* **ACTIVITY**:
Using the data below, copy every line that contains the word "content".

* **RECORDS SUPPLIED**:
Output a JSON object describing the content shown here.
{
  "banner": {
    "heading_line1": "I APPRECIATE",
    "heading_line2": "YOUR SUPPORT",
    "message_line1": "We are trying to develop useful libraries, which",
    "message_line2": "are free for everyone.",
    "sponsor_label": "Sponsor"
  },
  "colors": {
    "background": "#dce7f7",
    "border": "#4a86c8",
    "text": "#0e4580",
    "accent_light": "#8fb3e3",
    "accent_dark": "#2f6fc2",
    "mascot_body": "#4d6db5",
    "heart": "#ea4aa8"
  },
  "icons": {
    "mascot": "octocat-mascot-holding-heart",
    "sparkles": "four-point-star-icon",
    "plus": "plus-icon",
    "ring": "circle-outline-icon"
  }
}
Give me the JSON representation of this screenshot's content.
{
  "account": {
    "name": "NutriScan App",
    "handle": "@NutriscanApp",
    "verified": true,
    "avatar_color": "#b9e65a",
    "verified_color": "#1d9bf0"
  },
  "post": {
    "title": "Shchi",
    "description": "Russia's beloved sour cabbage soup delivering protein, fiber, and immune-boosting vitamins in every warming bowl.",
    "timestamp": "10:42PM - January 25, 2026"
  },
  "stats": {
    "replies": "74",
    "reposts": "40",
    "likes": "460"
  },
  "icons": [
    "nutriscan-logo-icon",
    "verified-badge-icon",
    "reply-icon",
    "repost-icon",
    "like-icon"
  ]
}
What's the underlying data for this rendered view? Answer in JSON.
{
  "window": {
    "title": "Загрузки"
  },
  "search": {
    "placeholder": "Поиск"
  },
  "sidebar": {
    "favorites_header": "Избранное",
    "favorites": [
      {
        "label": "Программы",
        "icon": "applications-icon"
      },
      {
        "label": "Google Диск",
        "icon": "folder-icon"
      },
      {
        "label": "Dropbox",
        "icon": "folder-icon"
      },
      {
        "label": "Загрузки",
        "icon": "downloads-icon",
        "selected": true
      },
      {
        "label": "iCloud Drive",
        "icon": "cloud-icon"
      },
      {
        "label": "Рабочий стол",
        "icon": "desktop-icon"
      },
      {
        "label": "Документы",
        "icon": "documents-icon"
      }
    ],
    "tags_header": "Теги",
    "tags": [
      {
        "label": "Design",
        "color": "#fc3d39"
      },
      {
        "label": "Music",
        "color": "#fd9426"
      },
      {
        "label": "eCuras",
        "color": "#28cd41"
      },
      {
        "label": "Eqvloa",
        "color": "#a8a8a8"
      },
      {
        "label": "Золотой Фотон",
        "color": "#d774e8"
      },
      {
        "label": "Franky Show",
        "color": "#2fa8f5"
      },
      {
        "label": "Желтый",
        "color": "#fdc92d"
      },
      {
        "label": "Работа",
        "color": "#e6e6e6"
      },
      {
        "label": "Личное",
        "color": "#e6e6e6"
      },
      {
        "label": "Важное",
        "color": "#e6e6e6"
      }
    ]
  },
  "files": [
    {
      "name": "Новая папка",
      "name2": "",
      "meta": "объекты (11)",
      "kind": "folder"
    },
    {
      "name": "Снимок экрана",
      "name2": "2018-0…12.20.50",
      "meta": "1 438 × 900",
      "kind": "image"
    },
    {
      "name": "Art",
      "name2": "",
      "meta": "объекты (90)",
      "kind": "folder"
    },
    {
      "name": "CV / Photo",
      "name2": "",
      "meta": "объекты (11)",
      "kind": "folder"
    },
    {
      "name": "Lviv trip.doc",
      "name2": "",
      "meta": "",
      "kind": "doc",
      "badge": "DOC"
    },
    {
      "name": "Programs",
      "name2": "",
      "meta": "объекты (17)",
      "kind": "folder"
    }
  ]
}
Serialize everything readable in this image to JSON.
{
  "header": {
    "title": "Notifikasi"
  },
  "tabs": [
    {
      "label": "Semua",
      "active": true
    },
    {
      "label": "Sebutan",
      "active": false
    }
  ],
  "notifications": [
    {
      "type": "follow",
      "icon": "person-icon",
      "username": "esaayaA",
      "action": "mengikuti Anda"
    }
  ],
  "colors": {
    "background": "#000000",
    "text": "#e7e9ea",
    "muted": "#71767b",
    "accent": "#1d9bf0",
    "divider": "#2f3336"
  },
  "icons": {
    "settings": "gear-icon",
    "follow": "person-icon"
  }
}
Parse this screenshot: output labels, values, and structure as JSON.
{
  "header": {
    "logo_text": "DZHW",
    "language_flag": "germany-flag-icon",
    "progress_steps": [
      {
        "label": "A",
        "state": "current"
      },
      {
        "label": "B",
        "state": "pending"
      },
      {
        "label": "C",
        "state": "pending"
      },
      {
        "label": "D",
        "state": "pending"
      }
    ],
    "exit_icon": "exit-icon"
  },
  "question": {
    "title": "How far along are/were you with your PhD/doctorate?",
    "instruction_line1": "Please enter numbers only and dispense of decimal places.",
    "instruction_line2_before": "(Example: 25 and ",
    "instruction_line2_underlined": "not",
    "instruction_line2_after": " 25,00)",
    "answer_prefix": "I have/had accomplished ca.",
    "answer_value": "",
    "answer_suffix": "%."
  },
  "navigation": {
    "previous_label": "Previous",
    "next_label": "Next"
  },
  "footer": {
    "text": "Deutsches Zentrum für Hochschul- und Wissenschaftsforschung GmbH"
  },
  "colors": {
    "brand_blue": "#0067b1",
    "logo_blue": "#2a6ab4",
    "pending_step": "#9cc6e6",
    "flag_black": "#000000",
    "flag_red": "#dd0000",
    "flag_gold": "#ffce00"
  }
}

* **RESULT OF THE TASK**:
Output a JSON object describing the content shown here.
Give me the JSON representation of this screenshot's content.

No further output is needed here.